- Windows machines extension:
- Linux machines extension:
- Machines must meet minimum requirements.
- Some Windows Server versions have specific requirements.
Please, check other provisioning considerations on this link: Plan Defender for Servers agents and extensions deployment | Microsoft Learn
Protection features part of the P2 plan
In addition to the Server P1 features, I want to cover here the P2 features that will give you an extra layer of protection for your servers, such as:
Threat detection for network-level (agentless)
Defender for Servers detects threats that are directed at the control plane on the network, including network-based detections for Azure virtual machines.
Microsoft Defender Vulnerability Management Add-on
See a deeper analysis of the security posture of your protected servers, including risks related to browser extensions, network shares, and digital certificates.
Qualys vulnerability assessment
As an alternative to Defender Vulnerability Management, Defender for Cloud integrates with the Qualys scanner to identify vulnerabilities. You don’t need a Qualys license or account.
Adaptive application controls
Adaptive application controls define allowlists of known safe applications for machines. To use this feature, Defender for Cloud must be enabled on the subscription.
Free data ingestion (500 MB) in workspaces
Free data ingestion is available for specific data types. Data ingestion is calculated per node, per reported workspace, and per day. It’s available for every workspace that has a Security or AntiMalware solution installed.
Just-in-time virtual machine access
Just-in-time virtual machine access locks down machine ports to reduce the attack surface. To use this feature, Defender for Cloud must be enabled on the subscription.
Adaptive network hardening
Network hardening filters traffic to and from resources by using network security groups (NSGs) to improve your network security posture. Further improve security by hardening the NSG rules based on actual traffic patterns. To use this feature, Defender for Cloud must be enabled on the subscription.
File integrity monitoring
File integrity monitoring examines files and registries for changes that might indicate an attack. A comparison method is used to determine whether suspicious modifications have been made to files.
Docker host hardening

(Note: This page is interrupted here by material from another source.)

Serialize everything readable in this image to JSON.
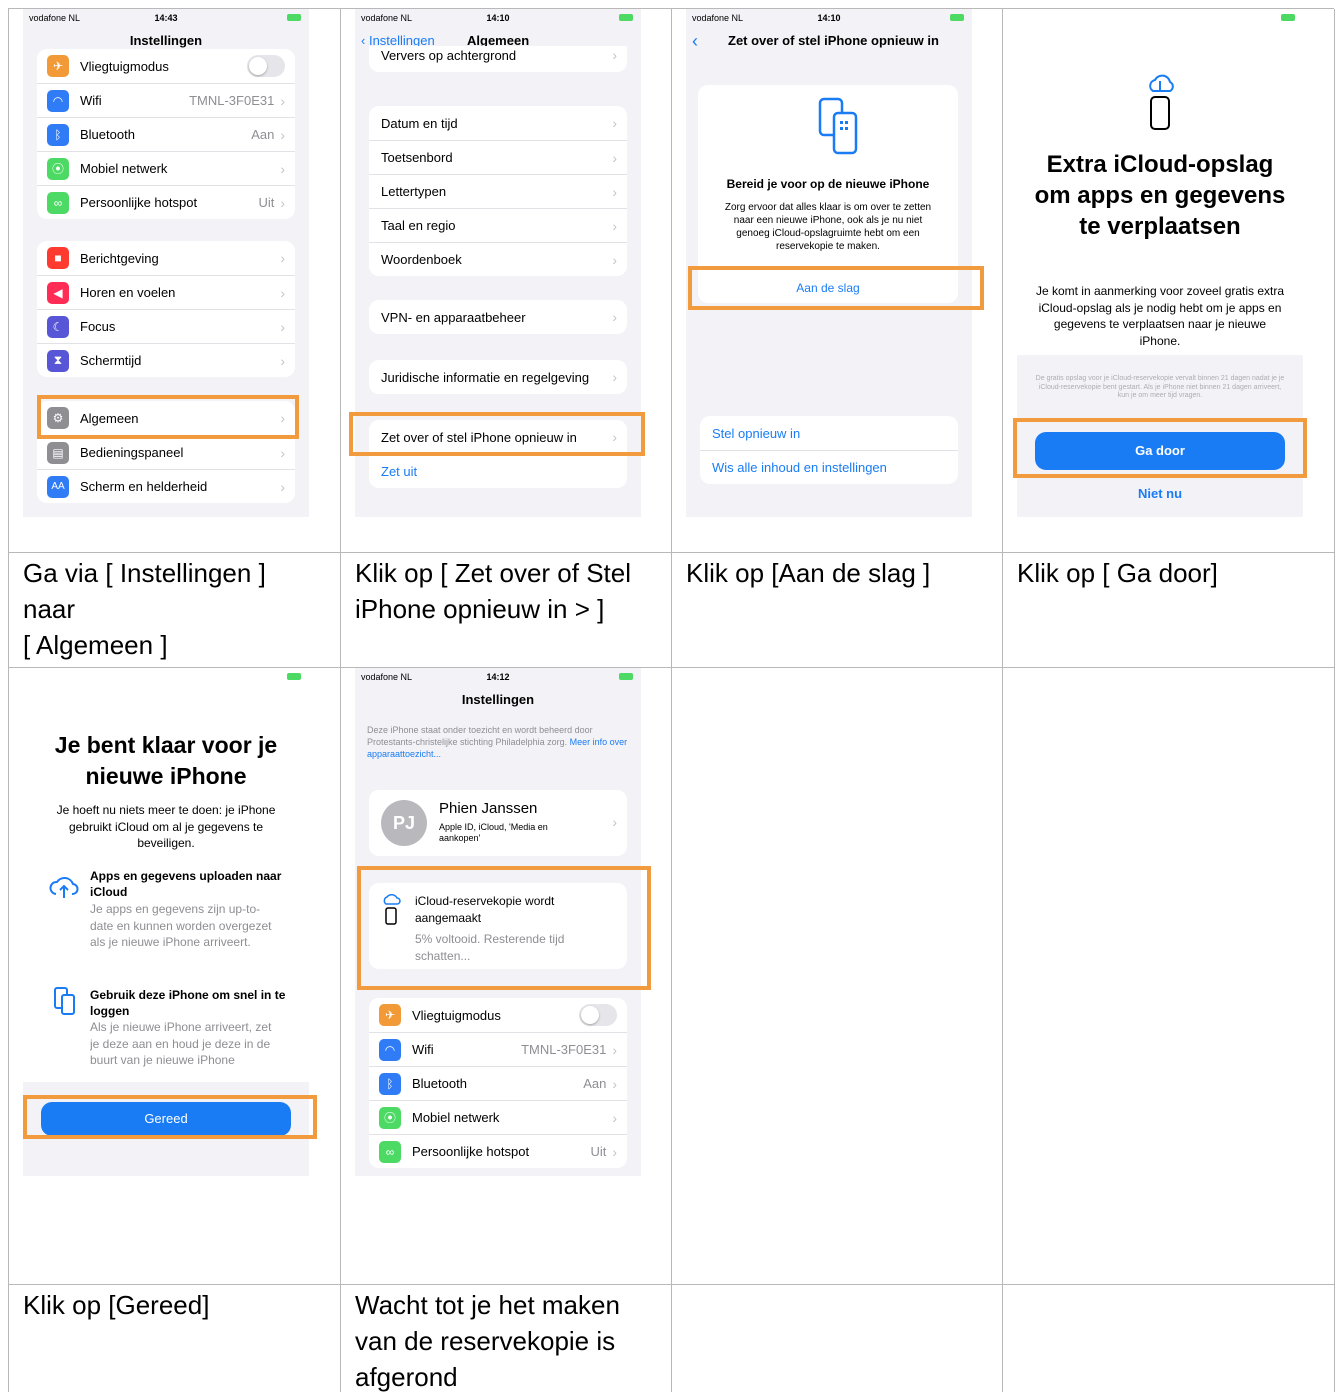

Assesses containers hosted on Linux machines running Docker containers, and then compares them with the Center for Internet Security (CIS) Docker Benchmark.
Provides a geographical view of recommendations for hardening your network resources.

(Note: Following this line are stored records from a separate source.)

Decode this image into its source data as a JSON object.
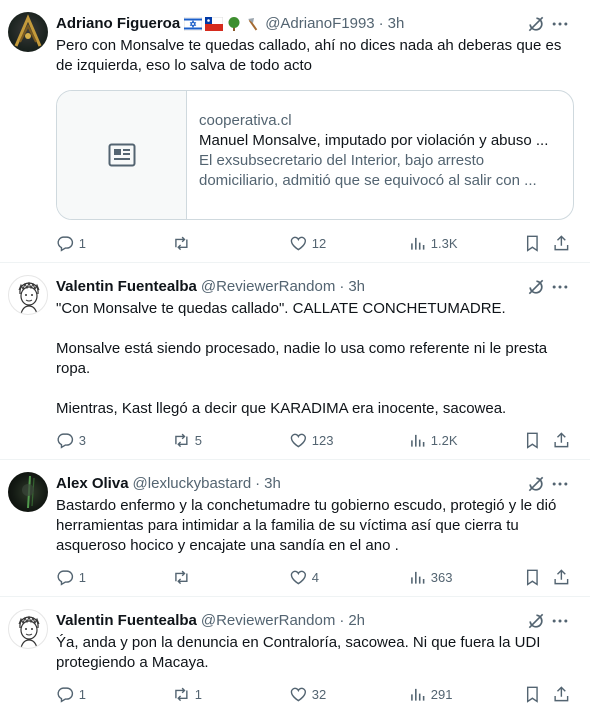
{
  "tweets": [
    {
      "name": "Adriano Figueroa",
      "handle": "@AdrianoF1993",
      "time": "3h",
      "text_lines": [
        "Pero con Monsalve te quedas callado, ahí no dices nada ah deberas que es de izquierda, eso lo salva de todo acto"
      ],
      "card": {
        "domain": "cooperativa.cl",
        "title": "Manuel Monsalve, imputado por violación y abuso ...",
        "description": "El exsubsecretario del Interior, bajo arresto domiciliario, admitió que se equivocó al salir con ..."
      },
      "replies": "1",
      "retweets": "",
      "likes": "12",
      "views": "1.3K"
    },
    {
      "name": "Valentin Fuentealba",
      "handle": "@ReviewerRandom",
      "time": "3h",
      "text_lines": [
        "\"Con Monsalve te quedas callado\". CALLATE CONCHETUMADRE.",
        "",
        "Monsalve está siendo procesado, nadie lo usa como referente ni le presta ropa.",
        "",
        "Mientras, Kast llegó a decir que KARADIMA era inocente, sacowea."
      ],
      "replies": "3",
      "retweets": "5",
      "likes": "123",
      "views": "1.2K"
    },
    {
      "name": "Alex Oliva",
      "handle": "@lexluckybastard",
      "time": "3h",
      "text_lines": [
        "Bastardo enfermo y la conchetumadre tu gobierno escudo, protegió y le dió herramientas para intimidar a la familia de su víctima así que cierra tu asqueroso hocico y encajate una sandía en el ano ."
      ],
      "replies": "1",
      "retweets": "",
      "likes": "4",
      "views": "363"
    },
    {
      "name": "Valentin Fuentealba",
      "handle": "@ReviewerRandom",
      "time": "2h",
      "text_lines": [
        "Ýa, anda y pon la denuncia en Contraloría, sacowea. Ni que fuera la UDI protegiendo a Macaya."
      ],
      "replies": "1",
      "retweets": "1",
      "likes": "32",
      "views": "291"
    }
  ],
  "colors": {
    "text": "#0f1419",
    "secondary": "#536471",
    "border": "#cfd9de",
    "divider": "#eff3f4"
  },
  "icons": [
    "reply-icon",
    "retweet-icon",
    "like-icon",
    "views-icon",
    "bookmark-icon",
    "share-icon",
    "grok-icon",
    "more-icon",
    "article-icon"
  ]
}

Scans Azure virtual machines by using cloud APIs to collect data.
Tips and Tricks
To wrap up our first article about Defender for Servers I want to leave you with some additional considerations:

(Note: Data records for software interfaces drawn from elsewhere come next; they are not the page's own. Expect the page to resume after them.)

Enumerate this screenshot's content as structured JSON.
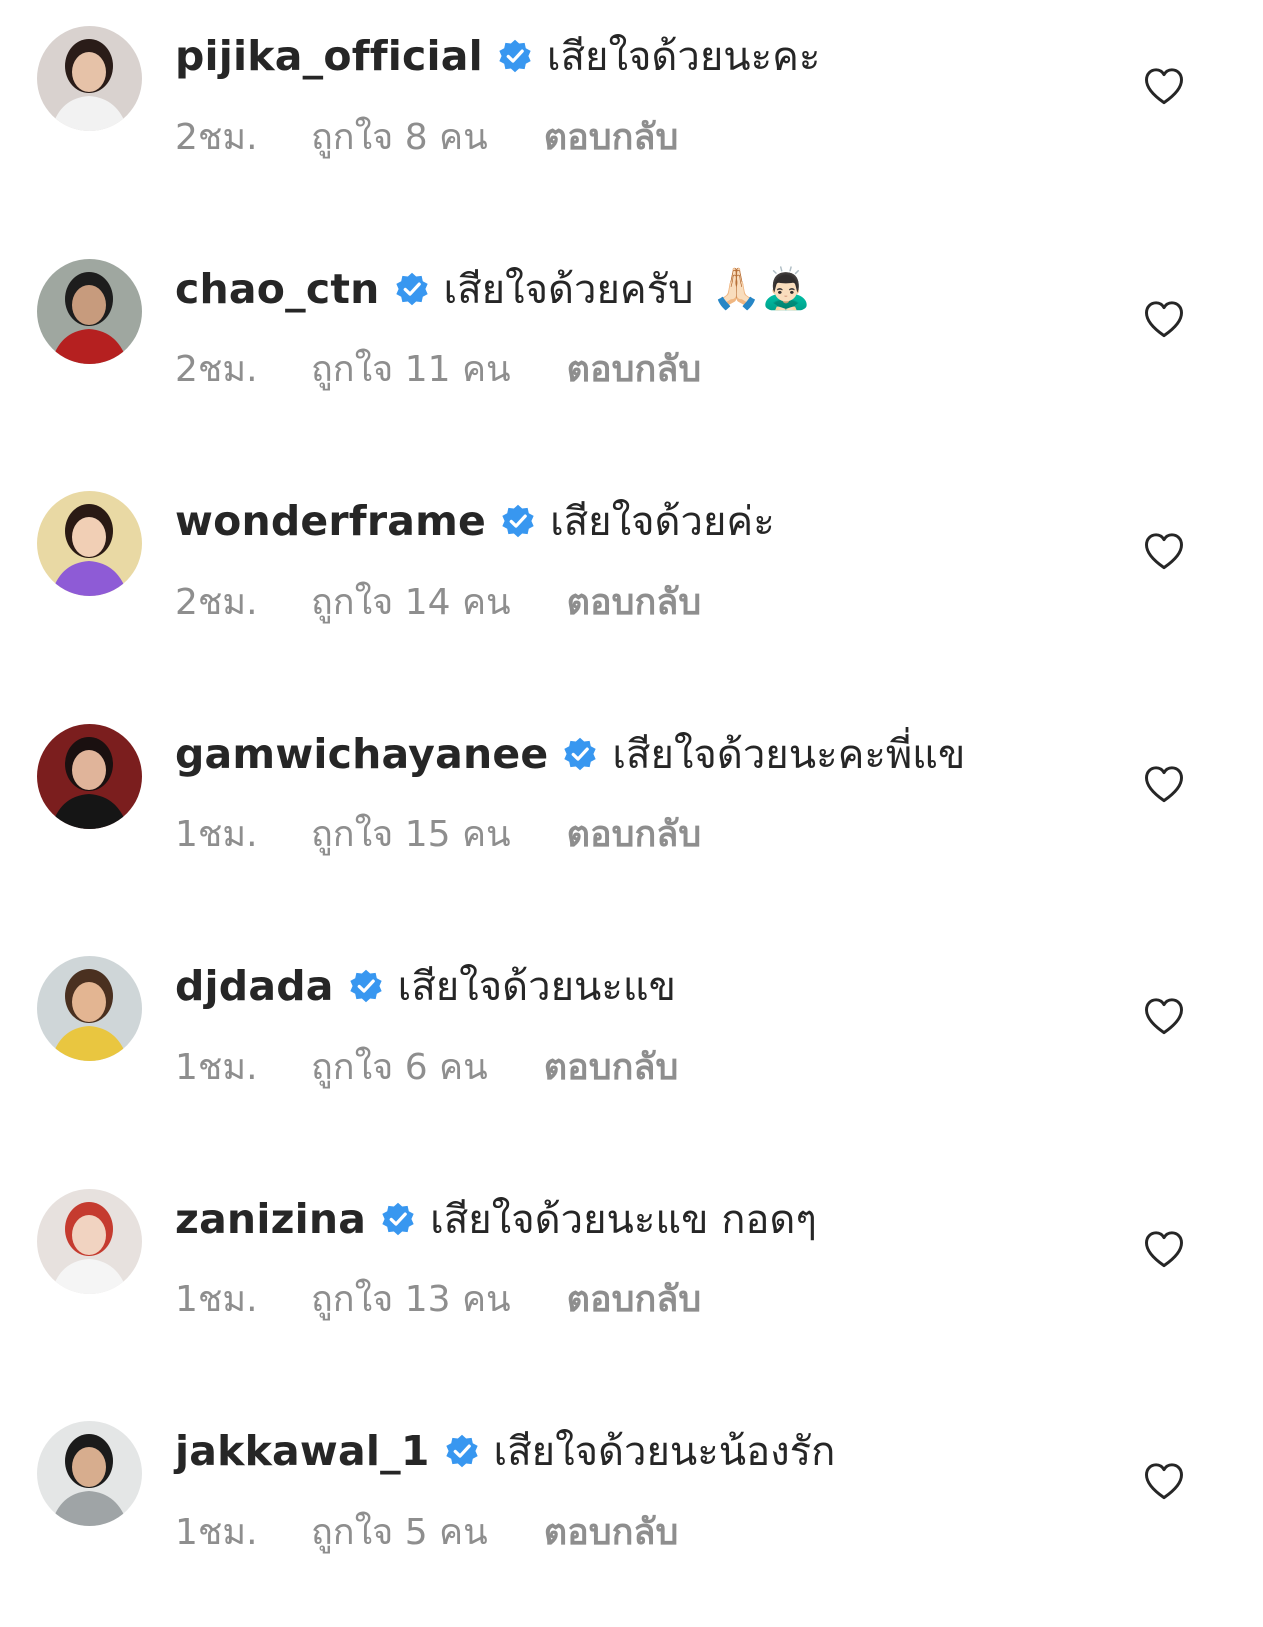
{
  "colors": {
    "text_primary": "#262626",
    "text_secondary": "#8e8e8e",
    "verified_blue": "#3897f0"
  },
  "comments": [
    {
      "username": "pijika_official",
      "text": "เสียใจด้วยนะคะ",
      "emoji": "",
      "time": "2ชม.",
      "likes": "ถูกใจ 8 คน",
      "reply": "ตอบกลับ"
    },
    {
      "username": "chao_ctn",
      "text": "เสียใจด้วยครับ",
      "emoji": "🙏🏻🙇🏻‍♂️",
      "time": "2ชม.",
      "likes": "ถูกใจ 11 คน",
      "reply": "ตอบกลับ"
    },
    {
      "username": "wonderframe",
      "text": "เสียใจด้วยค่ะ",
      "emoji": "",
      "time": "2ชม.",
      "likes": "ถูกใจ 14 คน",
      "reply": "ตอบกลับ"
    },
    {
      "username": "gamwichayanee",
      "text": "เสียใจด้วยนะคะพี่แข",
      "emoji": "",
      "time": "1ชม.",
      "likes": "ถูกใจ 15 คน",
      "reply": "ตอบกลับ"
    },
    {
      "username": "djdada",
      "text": "เสียใจด้วยนะแข",
      "emoji": "",
      "time": "1ชม.",
      "likes": "ถูกใจ 6 คน",
      "reply": "ตอบกลับ"
    },
    {
      "username": "zanizina",
      "text": "เสียใจด้วยนะแข กอดๆ",
      "emoji": "",
      "time": "1ชม.",
      "likes": "ถูกใจ 13 คน",
      "reply": "ตอบกลับ"
    },
    {
      "username": "jakkawal_1",
      "text": "เสียใจด้วยนะน้องรัก",
      "emoji": "",
      "time": "1ชม.",
      "likes": "ถูกใจ 5 คน",
      "reply": "ตอบกลับ"
    }
  ]
}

- You must enable Defender for Servers P2 at the Subscription and Workspace levels. When you enable the plan on an Azure Subscription or AWS/GCP account, all your servers will be protected by Defender for Servers. There are no methods to apply to a subset of servers.
- Defender for Servers Plan 1 does not depend on Log Analytics. When you enable Defender for Servers Plan 2 at the subscription level, Defender for Cloud automatically enables the plan on your default Log Analytics workspaces. If you use a custom workspace, make sure you enable the plan on the workspace. More details here.
- Defender for Servers does not support endpoint OSs. For this, you will need a Microsoft Defender for Endpoint plan.
PoC and Trial
To learn more about how to run a Defender for Servers PoC, I strongly recommend reading the following article from the product team – Microsoft Defender for Cloud PoC Series – Defender for Servers – Microsoft Community Hub.
Scaling your deployment
To conclude, I want to leave you with an article to help you to scale your deployment – Scale a Defender for Servers deployment | Microsoft Learn.
Common Questions and FAQ – FAQ for Microsoft Defender for Servers | Microsoft Learn
In this blog post, I showed you all the essential information you need to understand more about the Defender for Servers plan.
In the next Defender for Server article, I will cover more of the advanced features part of the P2 plan, including how to install the Azure Arc agent to connect your on-premises servers and other clouds, such as AWS and GCP.